From The Constraints of Architecture

by Adam Clay

Born into a beehive of clarity, bedtime and endtime
Are like the laugh inside a shotgun barrel,
The space of air between undoing the holy and tucking desire
Into itself until it is not so.

                                           But it was. And what once was
Is. Some still look to the sky for the next curse—
Not that it matters what or how or when, but this act
Covers up the curse of watching for what will never fall.
A heron appears to fall.

          Slight rip of light, the valley where salt water pools,
The bird in the grass, wings stretched, tiny eclipse
Of feathers and bones. Perhaps the curse has taken
On a bird-like form. Grubs dance in the dirt. An empty
Birdbath waits in the twig-colored night.

Adam Clay lives in Fayetteville, Arkansas and co-edits Typo Magazine. He has work forthcoming in Black Warrior Review and poems in Octopus, Milk, Can We Have Our Ball Back?, Three Candles, and Tarpaulin Sky.

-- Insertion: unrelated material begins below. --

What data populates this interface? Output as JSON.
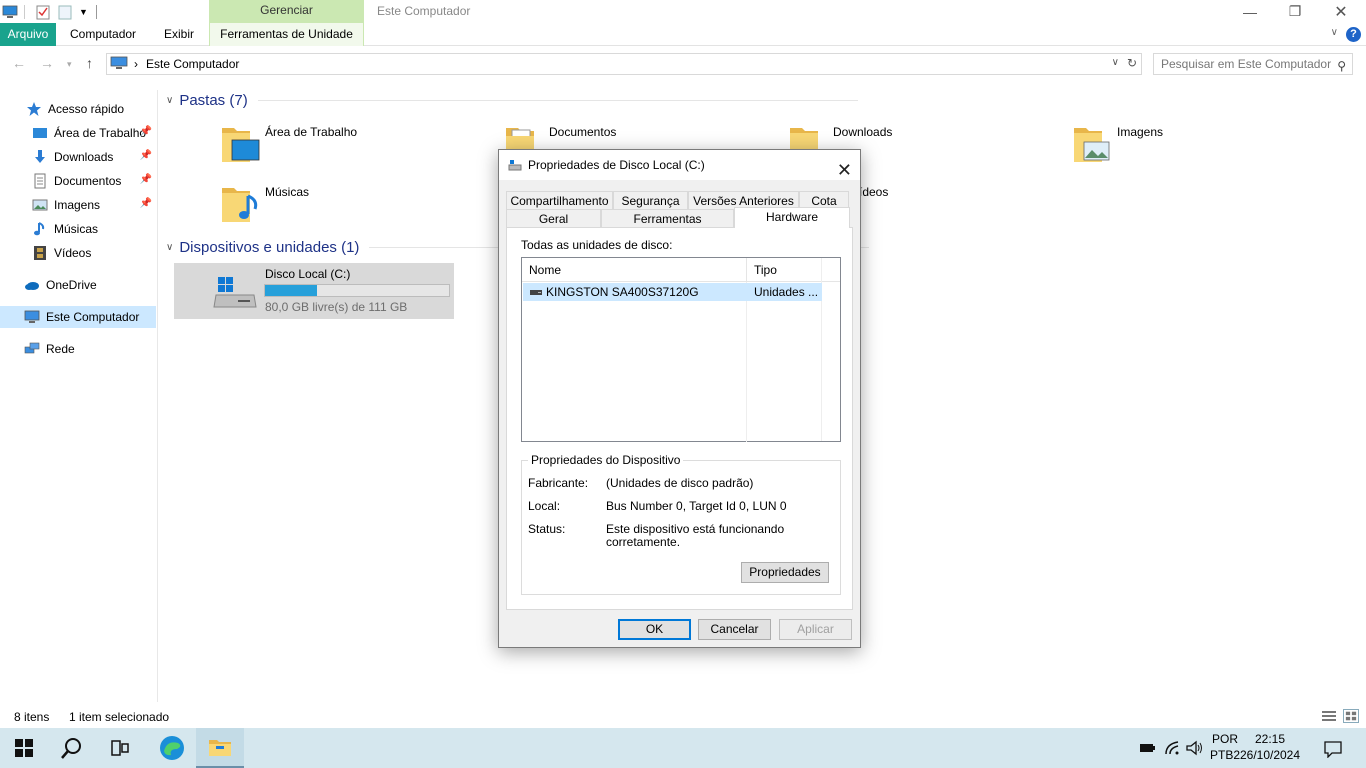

Adam Clay was nominated for Poets Under 30 by the storySouth editors.